- What’s something you’re proud of that happened this week? This month?
- What’s the best thing about working here?
- What’s one thing you would recommend to improve our workplace culture?
- What do you wish I did less of? More of?
- Who on our team deserves a shoutout for their work and why?
- If you were the CEO, what’s the first thing you’d change?
- What makes you excited and motivated to work on a project?
- How are you feeling about your goals?
- What’s your least favorite part of your day-to-day at work?
- What’s something past managers have done that’s inspired and motivated you?
Questions for Managers to Address Challenges and Roadblocks During One-to-Ones
- What, if anything, is stressing you out?
- What’s something you’d like to share but is a little stressful to bring up in person?
- What’s your outlook on next week?
- Where do you need help?
- What are you least clear about our company-wide strategy and goals?
- What do you need? What could make your day-to-day easier?
- Do you have any questions that, if answered, would help you in your day-to-day?

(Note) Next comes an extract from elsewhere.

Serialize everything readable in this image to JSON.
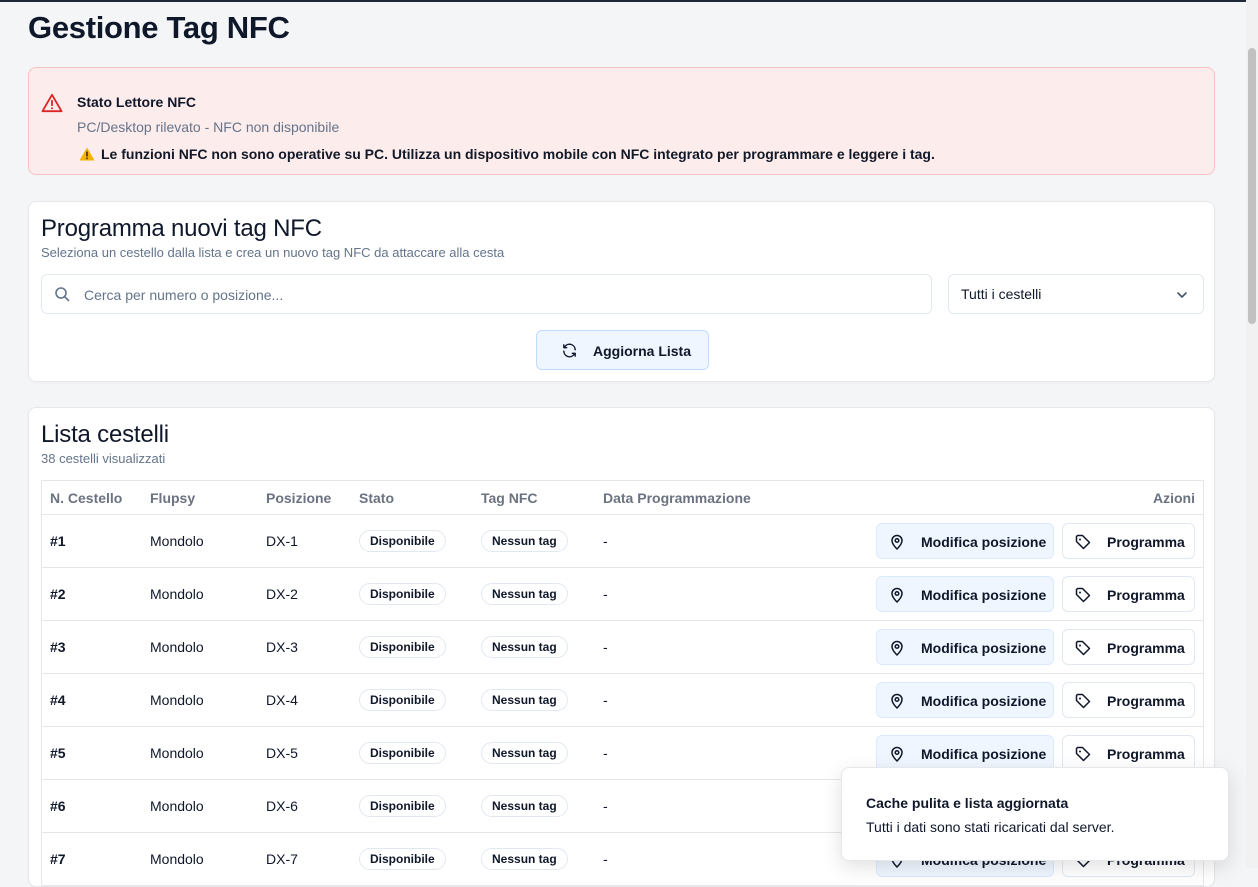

- What’s one thing I can do right now to make work better for you?
- Do you have any questions about what other team members are working on?

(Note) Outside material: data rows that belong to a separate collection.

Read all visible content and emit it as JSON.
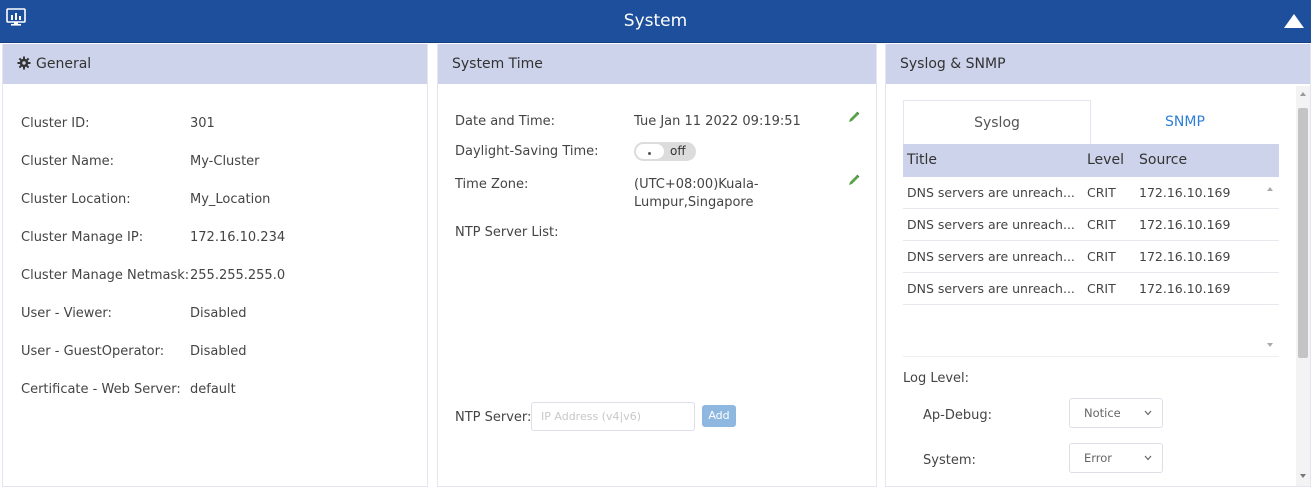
{
  "header": {
    "title": "System",
    "monitor_icon": "monitor-icon",
    "collapse_icon": "collapse-up-icon",
    "color": "#1d4f9c"
  },
  "general": {
    "title": "General",
    "rows": [
      {
        "label": "Cluster ID:",
        "value": "301"
      },
      {
        "label": "Cluster Name:",
        "value": "My-Cluster"
      },
      {
        "label": "Cluster Location:",
        "value": "My_Location"
      },
      {
        "label": "Cluster Manage IP:",
        "value": "172.16.10.234"
      },
      {
        "label": "Cluster Manage Netmask:",
        "value": "255.255.255.0"
      },
      {
        "label": "User - Viewer:",
        "value": "Disabled"
      },
      {
        "label": "User - GuestOperator:",
        "value": "Disabled"
      },
      {
        "label": "Certificate - Web Server:",
        "value": "default"
      }
    ]
  },
  "system_time": {
    "title": "System Time",
    "date_label": "Date and Time:",
    "date_value": "Tue Jan 11 2022 09:19:51",
    "dst_label": "Daylight-Saving Time:",
    "dst_value": "off",
    "tz_label": "Time Zone:",
    "tz_value_line1": "(UTC+08:00)Kuala-",
    "tz_value_line2": "Lumpur,Singapore",
    "ntp_list_label": "NTP Server List:",
    "ntp_server_label": "NTP Server:",
    "ntp_placeholder": "IP Address (v4|v6)",
    "add_label": "Add"
  },
  "syslog": {
    "title": "Syslog & SNMP",
    "tabs": [
      "Syslog",
      "SNMP"
    ],
    "columns": [
      "Title",
      "Level",
      "Source"
    ],
    "rows": [
      {
        "title": "DNS servers are unreach...",
        "level": "CRIT",
        "source": "172.16.10.169"
      },
      {
        "title": "DNS servers are unreach...",
        "level": "CRIT",
        "source": "172.16.10.169"
      },
      {
        "title": "DNS servers are unreach...",
        "level": "CRIT",
        "source": "172.16.10.169"
      },
      {
        "title": "DNS servers are unreach...",
        "level": "CRIT",
        "source": "172.16.10.169"
      }
    ],
    "log_level_label": "Log Level:",
    "levels": [
      {
        "label": "Ap-Debug:",
        "value": "Notice"
      },
      {
        "label": "System:",
        "value": "Error"
      }
    ]
  }
}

- What, if anything, feels harder than it should be in your daily work?
- If you were a hiring manager for our team, what role would be your next hire?

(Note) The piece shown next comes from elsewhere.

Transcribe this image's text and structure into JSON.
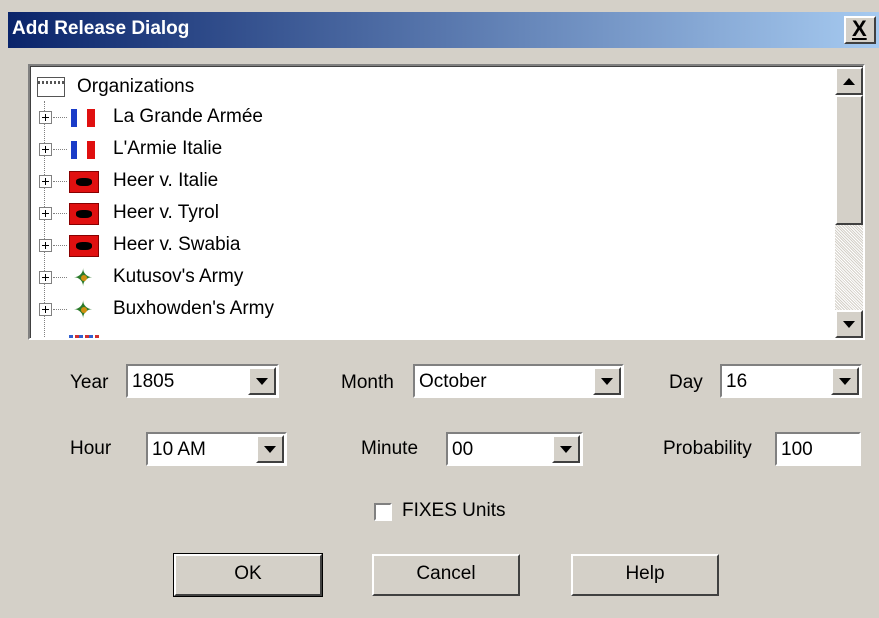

- Do I have anything outstanding for you that I haven’t done yet?
Questions for Managers to Get Feedback During One-to-One Meetings
- What is one thing I could experiment with doing differently this month?
- Am I doing a good enough job bringing you into team decisions? Would you like to be more involved?
- What’s everyone around me NOT telling me?
- What is everyone around me neglecting to share with me?
- Am I giving you enough feedback on your work?
- What can I do to make your life easier?
- If I could improve one skill between this meeting and the next, which skill would you choose?
- What do you like about my management style? What do you dislike?
- Would you like me to share more updates from the leadership team? If so, what kind of information would be helpful?
- How would you like me to share feedback?
- On a scale of 1-10, how has my level of support/presence been over the past month?
- Where do you need support right now?
- What “soft skills” do you think I excel at most? What can I work on?
- Where do you think I should be focusing more of my attention?
- Do you feel like you’re getting enough from our one-on-ones? Why or why not?
Managers Ask These Questions in a One-to-One to Improve Productivity
- What has gone well/not so well for you?
- Is there anything that frustrates or keeps you from doing your best work? What is it?
- What roadblocks can I help you with?
- What’s your top priority right now?
- What challenges do you face in your role that aren’t visible to others?
- What’s one thing (or a few) you learned this week?
- What has challenged you?
- Do you feel confident in how you/your team are progressing?
- What has energized you in your role?
- How are you/your team progressing towards established goals?
- What’s your outlook on the next week? How about next month?
Questions for Managers to Ask at the End of a One-to-One
- What can I help you with between now and the next time we meet?
- Is there anything we didn’t cover that you’d like to discuss next time?
- What are you committing to between now and the next time we meet?
One-on-one meetings are a critical part of any manager’s toolkit. They allow managers to check in on their employees’ progress, give feedback, and address any challenges that may have arisen. However, managers often find it difficult to ask the right questions during these meetings. As a result, they miss opportunities and derail conversations. Instead, managers should come prepared by thinking about the topics they want to cover. Additionally, managers should ask powerful questions to help them get the most out of these one-on-ones.
Further, managers should ensure they are comfortable discussing personal topics with their employees and prepare to ask difficult questions. By avoiding common pitfalls, managers can ensure that their one-on-one meetings are productive and helpful in building better relationships with their employees.